Walsh has weathered the attacks prudently; furthermore, he’s solemnly harnessed backing from a rising generation of young, ethnic,
and progressive Boston laborers.
Many voters who oppose Walsh still find him to be the more grounded and relatable candidate. We concur, though the enduring portrait of Connolly as a silver spoon son of gluttonous privilege is laughable. More important than his upbringing is what the councilor has done with it. As we all know from his hard pedagogical push, Connolly worked as a teacher for two years in New York, and for nearly a year in Boston. Yet while he claims to have been chiefly inspired by his classroom experience, Connolly deserted that career for law school, and later for the City Council. Both candidates are insultingly awful on education, but as the Dig noted in a news feature last week, Connolly poses a much greater risk of sacrificing union jobs and public schools to satisfy trendy baseless whims concocted by the kinds of corporate education profiteers who’ve avidly supported his campaign.
Connolly’s law career is also troubling. Though he says that he personally protected small businesses, and did plenty of pro bono work, revelations earlier this week showed that his firm, at which he was a partner until last year, defended at least one truly despicable landlord in eviction proceedings against tenants. Whereas preliminary candidates like City Councilor-At-Large Felix G. Arroyo and John Barros have stood on the front lines of anti-foreclosure actions–and Walsh has shown solidarity at pickets plus called out offending lenders like Wells Fargo by name–Connolly recently accepted $500 from the aforementioned former client of his old law firm.

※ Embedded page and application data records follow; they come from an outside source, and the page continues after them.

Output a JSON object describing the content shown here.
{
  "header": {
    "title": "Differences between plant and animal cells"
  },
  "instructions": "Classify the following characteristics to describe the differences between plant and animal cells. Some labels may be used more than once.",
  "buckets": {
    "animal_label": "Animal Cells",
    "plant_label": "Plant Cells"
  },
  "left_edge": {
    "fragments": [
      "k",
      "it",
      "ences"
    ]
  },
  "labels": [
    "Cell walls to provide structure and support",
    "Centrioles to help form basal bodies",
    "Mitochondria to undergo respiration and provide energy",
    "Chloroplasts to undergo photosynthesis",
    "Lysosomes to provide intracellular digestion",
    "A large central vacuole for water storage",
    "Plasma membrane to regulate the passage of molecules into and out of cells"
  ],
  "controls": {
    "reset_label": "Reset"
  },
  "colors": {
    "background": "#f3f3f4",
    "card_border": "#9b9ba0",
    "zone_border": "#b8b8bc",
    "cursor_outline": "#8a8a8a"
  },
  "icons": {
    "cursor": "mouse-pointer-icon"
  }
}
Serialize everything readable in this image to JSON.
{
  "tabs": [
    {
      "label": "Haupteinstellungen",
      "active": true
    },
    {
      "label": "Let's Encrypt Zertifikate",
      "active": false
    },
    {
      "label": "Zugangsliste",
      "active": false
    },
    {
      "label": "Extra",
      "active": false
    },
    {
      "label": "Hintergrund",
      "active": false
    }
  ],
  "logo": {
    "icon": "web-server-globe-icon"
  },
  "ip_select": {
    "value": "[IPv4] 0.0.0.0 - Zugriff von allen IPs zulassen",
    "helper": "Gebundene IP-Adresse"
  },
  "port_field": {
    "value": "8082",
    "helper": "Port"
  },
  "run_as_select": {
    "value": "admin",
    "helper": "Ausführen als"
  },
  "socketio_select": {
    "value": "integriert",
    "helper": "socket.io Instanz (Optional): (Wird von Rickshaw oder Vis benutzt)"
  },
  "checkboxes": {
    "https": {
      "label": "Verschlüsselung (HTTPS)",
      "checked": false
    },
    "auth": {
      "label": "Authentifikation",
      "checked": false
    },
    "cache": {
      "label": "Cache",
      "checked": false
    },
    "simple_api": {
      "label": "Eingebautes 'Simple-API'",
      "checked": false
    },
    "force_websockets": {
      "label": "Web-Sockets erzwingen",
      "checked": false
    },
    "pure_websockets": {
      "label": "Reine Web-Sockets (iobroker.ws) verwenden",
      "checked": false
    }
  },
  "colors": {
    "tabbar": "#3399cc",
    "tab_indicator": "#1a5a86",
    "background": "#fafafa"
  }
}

Contrasts aside, Walsh is impressive on his own merits. In a day and age when an asshole like George W. Bush can pretend to do ranch work in a funny hat and cowboy boots without being universally dismissed as a fraud, it’s beyond reassuring that an intelligent working guy like Walsh can make it so far in a landmark election. We believe that everyday dude demeanor is still what a boutique metropolis like Boston needs after the intimate Menino Era. Without a true blue-collar hero in charge, the lower classes will be pushed out of this city even faster than is happening now.

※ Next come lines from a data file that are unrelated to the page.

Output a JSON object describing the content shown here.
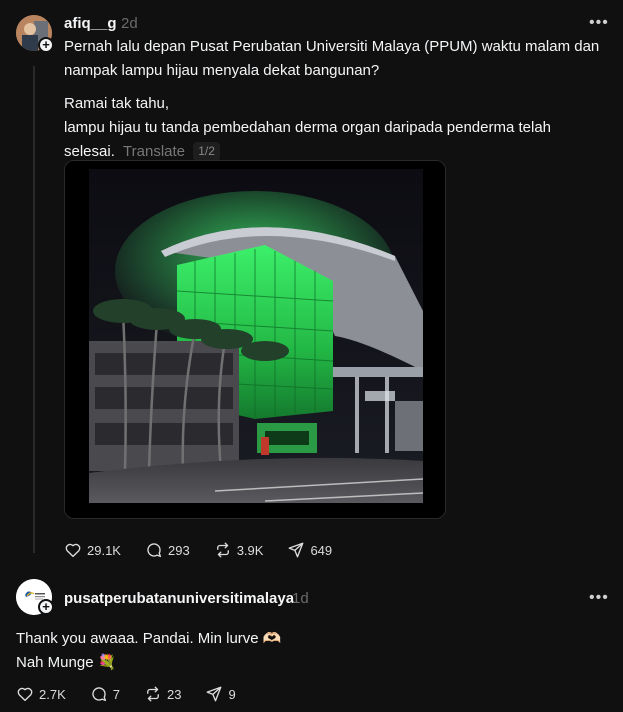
{
  "post": {
    "username": "afiq__g",
    "time": "2d",
    "paragraph1": "Pernah lalu depan Pusat Perubatan Universiti Malaya (PPUM) waktu malam dan",
    "paragraph1b": "nampak lampu hijau menyala dekat bangunan?",
    "paragraph2a": "Ramai tak tahu,",
    "paragraph2b": "lampu hijau tu tanda pembedahan derma organ daripada penderma telah",
    "paragraph2c": "selesai.",
    "translate": "Translate",
    "pager": "1/2",
    "likes": "29.1K",
    "comments": "293",
    "reposts": "3.9K",
    "shares": "649"
  },
  "reply": {
    "username": "pusatperubatanuniversitimalaya",
    "time": "1d",
    "line1": "Thank you awaaa. Pandai. Min lurve 🫶🏻",
    "line2": "Nah Munge 💐",
    "likes": "2.7K",
    "comments": "7",
    "reposts": "23",
    "shares": "9"
  },
  "icons": {
    "more": "more-icon",
    "like": "heart-icon",
    "comment": "comment-icon",
    "repost": "repost-icon",
    "share": "share-icon"
  },
  "colors": {
    "background": "#101010",
    "text": "#f3f5f7",
    "muted": "#6b6b6b",
    "building_glow": "#2bd14f"
  }
}
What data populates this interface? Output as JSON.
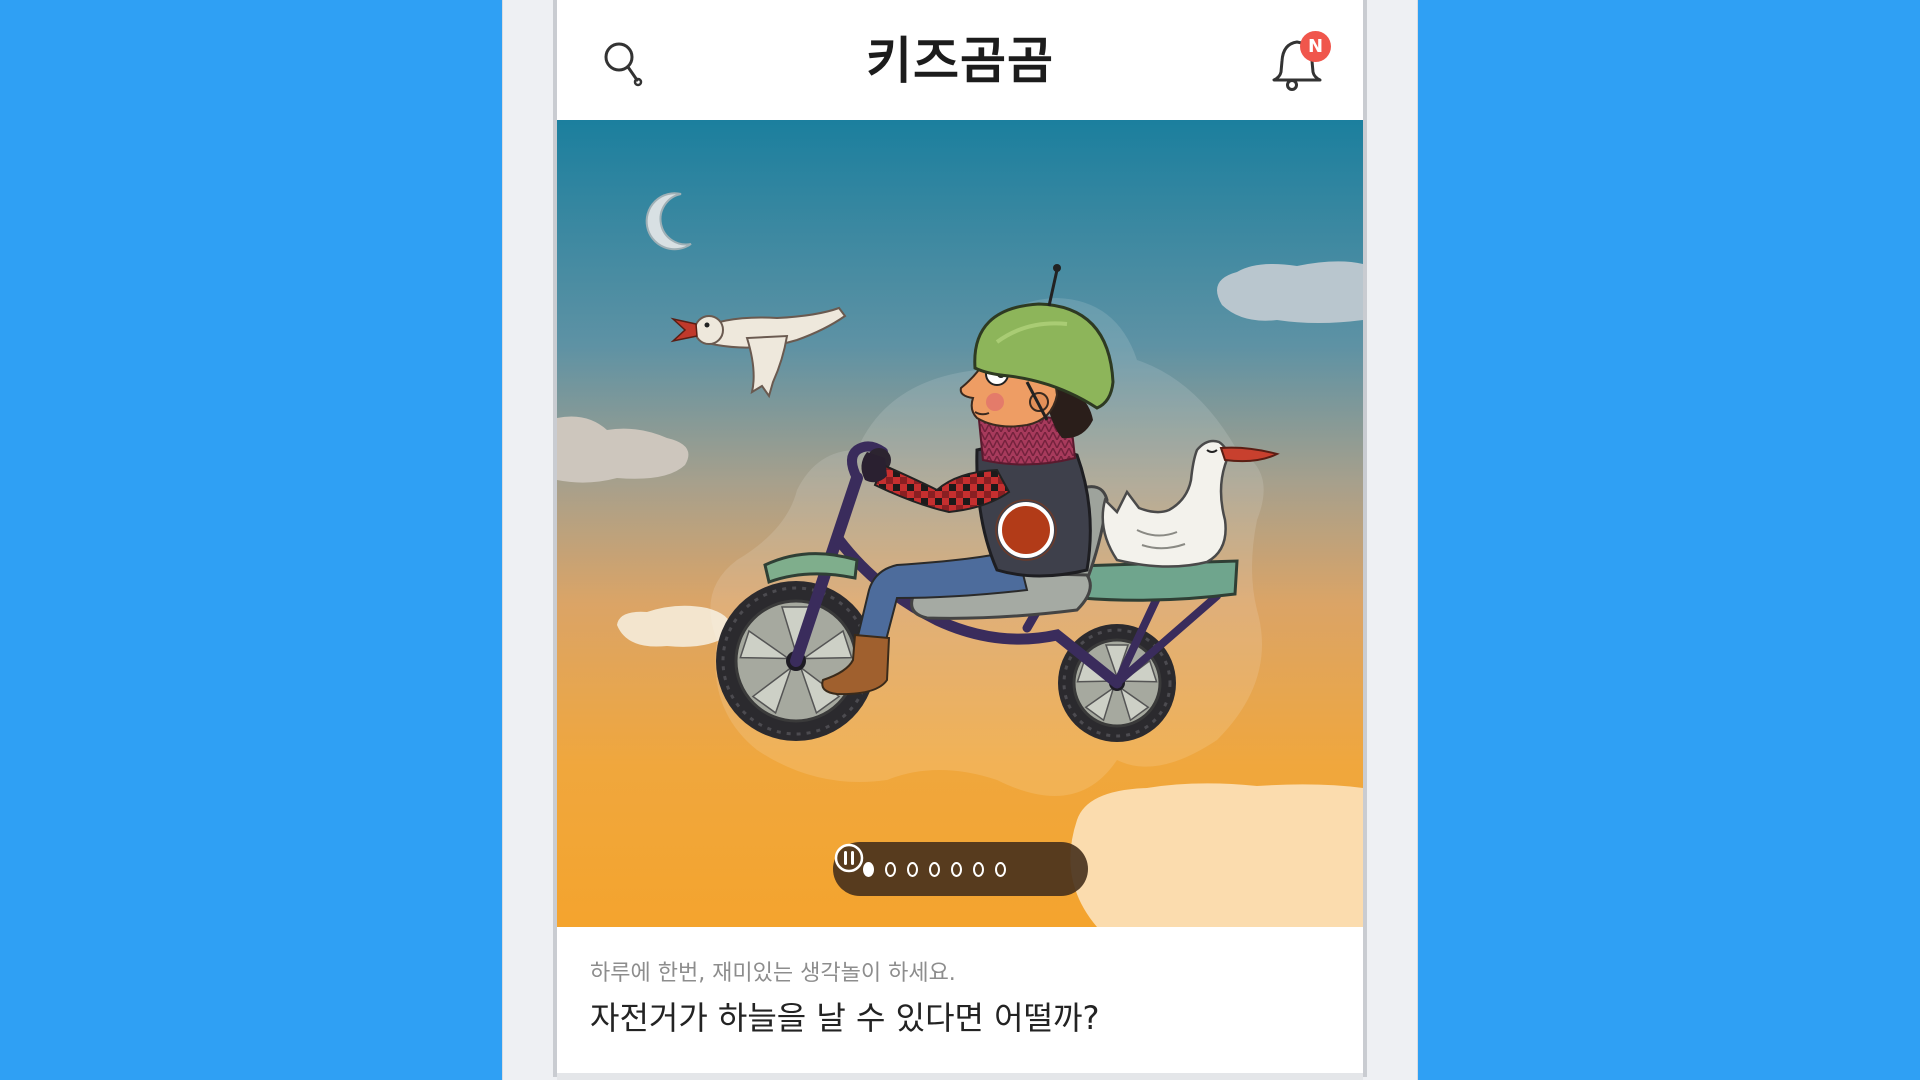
{
  "theme": {
    "background": "#2fa0f4",
    "badge_color": "#f0564c",
    "pager_color": "#46301c"
  },
  "icons": {
    "search": "search-icon",
    "notifications": "bell-icon",
    "pager_pause": "pause-icon"
  },
  "header": {
    "title": "키즈곰곰",
    "notification_badge": "N"
  },
  "carousel": {
    "slide_count": 7,
    "active_slide": 1
  },
  "card": {
    "subtitle": "하루에 한번, 재미있는 생각놀이 하세요.",
    "title": "자전거가 하늘을 날 수 있다면 어떨까?"
  }
}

Finally, we’ve been truly moved by the number of endorsements Walsh received from leaders of color–not just from fellow state reps and former mayoral opponents Barros, Arroyo, and Charlotte Golar Richie, but also from lesser known community crusaders and respected advocates like Cindy Diggs of the Peace Boston movement. Areas like Roxbury and Mattapan need extra love and care, and unlike other publications that are also run primarily by white people, we’ll defer to the front line experts on this one. With that said, elections aren’t left to experts, but rather to the few residents who care enough to vote.
If you decide to exercise your civic duty next Tuesday, we recommend Walsh.

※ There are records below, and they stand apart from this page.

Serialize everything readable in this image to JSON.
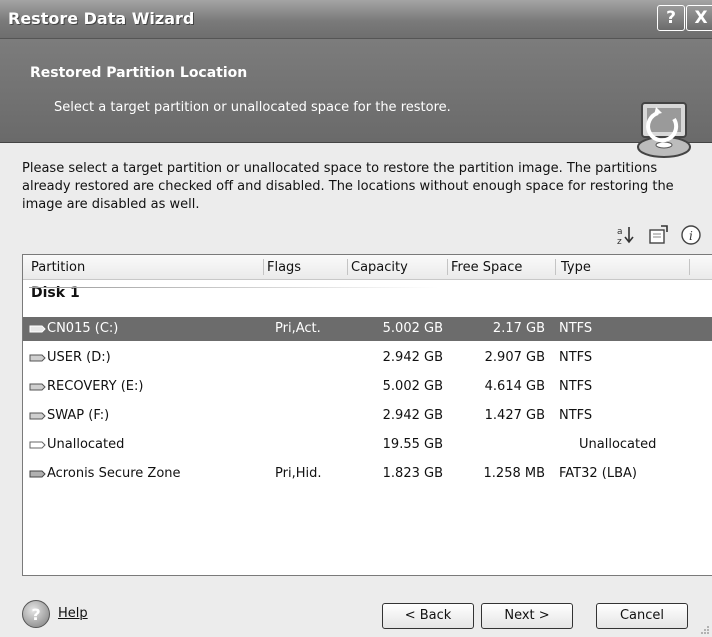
{
  "window": {
    "title": "Restore Data Wizard",
    "help_button": "?",
    "close_button": "X"
  },
  "header": {
    "title": "Restored Partition Location",
    "subtitle": "Select a target partition or unallocated space for the restore."
  },
  "description": "Please select a target partition or unallocated space to restore the partition image. The partitions already restored are checked off and disabled. The locations without enough space for restoring the image are disabled as well.",
  "toolbar_icons": [
    "sort-icon",
    "properties-icon",
    "info-icon"
  ],
  "table": {
    "columns": [
      "Partition",
      "Flags",
      "Capacity",
      "Free Space",
      "Type"
    ],
    "group": "Disk 1",
    "rows": [
      {
        "partition": "CN015 (C:)",
        "flags": "Pri,Act.",
        "capacity": "5.002 GB",
        "free": "2.17 GB",
        "type": "NTFS",
        "selected": true
      },
      {
        "partition": "USER (D:)",
        "flags": "",
        "capacity": "2.942 GB",
        "free": "2.907 GB",
        "type": "NTFS"
      },
      {
        "partition": "RECOVERY (E:)",
        "flags": "",
        "capacity": "5.002 GB",
        "free": "4.614 GB",
        "type": "NTFS"
      },
      {
        "partition": "SWAP (F:)",
        "flags": "",
        "capacity": "2.942 GB",
        "free": "1.427 GB",
        "type": "NTFS"
      },
      {
        "partition": "Unallocated",
        "flags": "",
        "capacity": "19.55 GB",
        "free": "",
        "type": "Unallocated"
      },
      {
        "partition": "Acronis Secure Zone",
        "flags": "Pri,Hid.",
        "capacity": "1.823 GB",
        "free": "1.258 MB",
        "type": "FAT32 (LBA)"
      }
    ]
  },
  "footer": {
    "help_label": "Help",
    "back_label": "< Back",
    "next_label": "Next >",
    "cancel_label": "Cancel"
  }
}
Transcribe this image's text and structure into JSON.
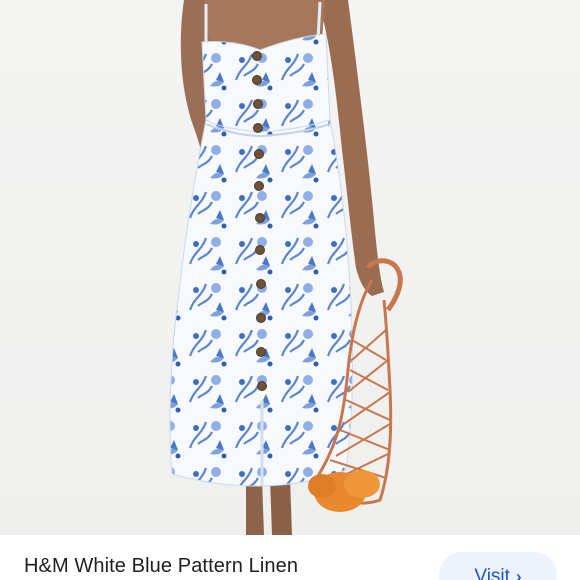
{
  "product": {
    "image_name": "dress-photo",
    "title": "H&M White Blue Pattern Linen"
  },
  "actions": {
    "visit_label": "Visit",
    "visit_icon": "chevron-right-icon"
  },
  "colors": {
    "background": "#f2f2f1",
    "accent": "#1a56c9",
    "button_bg": "#eef2fb"
  }
}
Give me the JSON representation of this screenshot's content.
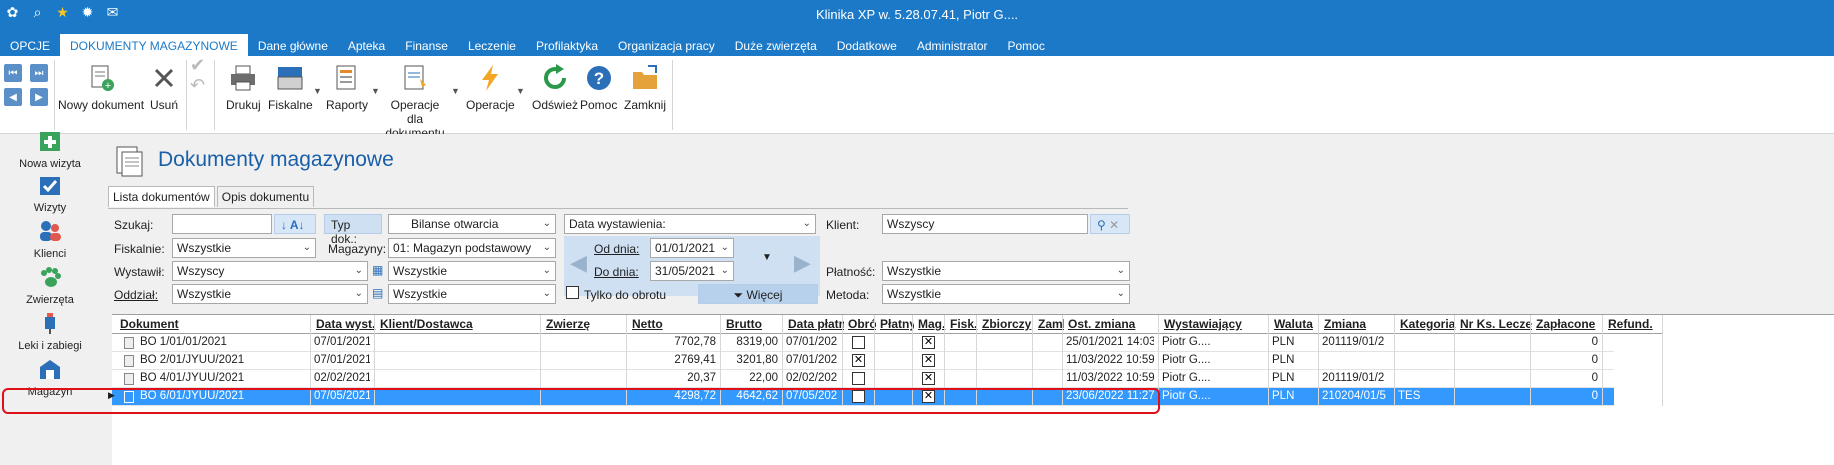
{
  "app": {
    "title": "Klinika XP w. 5.28.07.41, Piotr G...."
  },
  "menu": {
    "items": [
      "OPCJE",
      "DOKUMENTY MAGAZYNOWE",
      "Dane główne",
      "Apteka",
      "Finanse",
      "Leczenie",
      "Profilaktyka",
      "Organizacja pracy",
      "Duże zwierzęta",
      "Dodatkowe",
      "Administrator",
      "Pomoc"
    ],
    "active": "DOKUMENTY MAGAZYNOWE"
  },
  "ribbon": {
    "new_doc": "Nowy dokument",
    "delete": "Usuń",
    "print": "Drukuj",
    "fiscal": "Fiskalne",
    "reports": "Raporty",
    "doc_ops": "Operacje dla dokumentu",
    "ops": "Operacje",
    "refresh": "Odśwież",
    "help": "Pomoc",
    "close": "Zamknij"
  },
  "sidebar": {
    "items": [
      "Nowa wizyta",
      "Wizyty",
      "Klienci",
      "Zwierzęta",
      "Leki i zabiegi",
      "Magazyn"
    ]
  },
  "page": {
    "title": "Dokumenty magazynowe",
    "tabs": [
      "Lista dokumentów",
      "Opis dokumentu"
    ]
  },
  "filters": {
    "search_label": "Szukaj:",
    "search_value": "",
    "doc_type_label": "Typ dok.:",
    "doc_type_value": "Bilanse otwarcia",
    "date_field_value": "Data wystawienia:",
    "client_label": "Klient:",
    "client_value": "Wszyscy",
    "fiscal_label": "Fiskalnie:",
    "fiscal_value": "Wszystkie",
    "warehouse_label": "Magazyny:",
    "warehouse_value": "01: Magazyn podstawowy",
    "from_label": "Od dnia:",
    "from_value": "01/01/2021",
    "to_label": "Do dnia:",
    "to_value": "31/05/2021",
    "issued_by_label": "Wystawił:",
    "issued_by_value": "Wszyscy",
    "filter2_value": "Wszystkie",
    "payment_label": "Płatność:",
    "payment_value": "Wszystkie",
    "branch_label": "Oddział:",
    "branch_value": "Wszystkie",
    "filter3_value": "Wszystkie",
    "turnover_only": "Tylko do obrotu",
    "more_button": "Więcej",
    "method_label": "Metoda:",
    "method_value": "Wszystkie"
  },
  "table": {
    "columns": [
      "Dokument",
      "Data wyst.",
      "Klient/Dostawca",
      "Zwierzę",
      "Netto",
      "Brutto",
      "Data płatn.",
      "Obrót",
      "Płatny",
      "Mag.",
      "Fisk.",
      "Zbiorczy",
      "Zamk",
      "Ost. zmiana",
      "Wystawiający",
      "Waluta",
      "Zmiana",
      "Kategoria",
      "Nr Ks. Leczenia",
      "Zapłacone",
      "Refund."
    ],
    "rows": [
      {
        "doc": "BO 1/01/01/2021",
        "date": "07/01/2021",
        "client": "",
        "animal": "",
        "netto": "7702,78",
        "brutto": "8319,00",
        "paydate": "07/01/2021",
        "obrot": false,
        "mag": true,
        "last": "25/01/2021 14:03",
        "issuer": "Piotr G....",
        "cur": "PLN",
        "change": "201119/01/2",
        "cat": "",
        "paid": "0",
        "selected": false
      },
      {
        "doc": "BO 2/01/JYUU/2021",
        "date": "07/01/2021",
        "client": "",
        "animal": "",
        "netto": "2769,41",
        "brutto": "3201,80",
        "paydate": "07/01/2021",
        "obrot": true,
        "mag": true,
        "last": "11/03/2022 10:59",
        "issuer": "Piotr G....",
        "cur": "PLN",
        "change": "",
        "cat": "",
        "paid": "0",
        "selected": false
      },
      {
        "doc": "BO 4/01/JYUU/2021",
        "date": "02/02/2021",
        "client": "",
        "animal": "",
        "netto": "20,37",
        "brutto": "22,00",
        "paydate": "02/02/2021",
        "obrot": false,
        "mag": true,
        "last": "11/03/2022 10:59",
        "issuer": "Piotr G....",
        "cur": "PLN",
        "change": "201119/01/2",
        "cat": "",
        "paid": "0",
        "selected": false
      },
      {
        "doc": "BO 6/01/JYUU/2021",
        "date": "07/05/2021",
        "client": "",
        "animal": "",
        "netto": "4298,72",
        "brutto": "4642,62",
        "paydate": "07/05/2021",
        "obrot": false,
        "mag": true,
        "last": "23/06/2022 11:27",
        "issuer": "Piotr G....",
        "cur": "PLN",
        "change": "210204/01/5",
        "cat": "TES",
        "paid": "0",
        "selected": true
      }
    ]
  }
}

For the Dig‘s endorsements for Boston City Council, Cambridge City Council,
and Somerville Board of Aldermen, click HERE.